The SNP also opposes drilling for oil in the North Sea. It opposes fracking and building nuclear power stations. So, it is entirely unclear how Sturgeon thinks an independent Scotland would have cheaper energy than we do at present.
It is in part because of the UK Government’s desire to be green that it failed to make Britain self-sufficient in energy, but Sturgeon far from repudiating this strategy would have gone further and faster in the drive towards Net Zero.
Things are more expensive and we have less money to buy them because we have forgotten the basic lessons of the past. The route to wealth is through working harder, spending less, producing more, lowering taxes and increasing private ownership.
But Sturgeon would like people in an independent Scotland to work less. She wants them to be paid a universal basic income so that they can choose not to work at all. Every problem that ever existed she thinks is to be solved by higher public spending funded by increased taxes. Far from wanting to increase private ownership she wants to nationalise failing industries and subsidise them with public money.
Newly nationalised Scotrail will thanks to Sturgeon pay its employees even more, which will mean fares will either have to go up or be subsidised by the tax payer. But how will giving in to trade unions make Scotland wealthier any more than paying shipyards not to build ships?

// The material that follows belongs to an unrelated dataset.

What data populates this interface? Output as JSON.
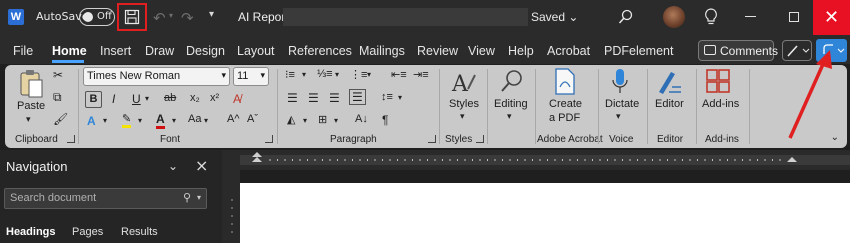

It’s easy for Sturgeon to predict that Scotland would be wealthier, happier and fairer, but we don’t need a crystal ball to see that the problem is not so much what currency Scotland would use or how it would deal with a hard border caused by Scotland being in the EU while the former UK was not. These problems and others are bad enough, but they are nothing compared to having the SNP running everything rather than merely a devolved administration.
The first election after independence would almost certainly see the SNP returned to power. If he had won in 2014, it is unimaginable that Alex Salmond would not have been the first leader of Scotland. But in subsequent years Scots may have chosen someone else. But Scottish Labour would be indistinguishable from the SNP after independence. The Greens would be even more Left-Wing and Scottish Tories are so wet and wibbly they are in need of an airing cupboard and a hair dryer as much as a backbone.
So, Sturgeon thinks that after giving up the free money Scotland gets every year from the UK Treasury and leaving the UK’s internal market even though we trade more with the UK than anyone else, we will be wealthier by electing a Scottish Government so Left-Wing that it thinks the solution to every problem is to pay Scots to do nothing while nationalising everything, increasing public spending and paying workers not to build ships. Even the Scottish Tories would be telling Sturgeon to spend more, increase benefits and abolish private property, because it’s theft.
Scotland might indeed be fairer with every one of us on a universal basic income locked down whenever someone sneezes with the flu, but we would be equal in our poverty. Why build anything when Sturgeon pays you just the same to not build it? Why be more productive when Sturgeon pays you more to drive empty trains than full ones?
There isn’t anyone in the Scottish Parliament at present who favours any policy that would actually lead to wealth creation. There isn’t one of them who wants to spend less, tax less and work harder. Not one of them wants to get rid of regulations that hinder business or lower tariffs so we can trade more freely. But if no one in Scotland is in favour of the free market policies that might actually lead to wealth creation how do they expect with such people in it that their Brave new Scotland would be wealthier?
With modern monetary theory paying us all to sit at home shooting up Buckfast the only people making any money would be the monks.
The excellent Effie Deans writes at Lily of St. Leonard’s here.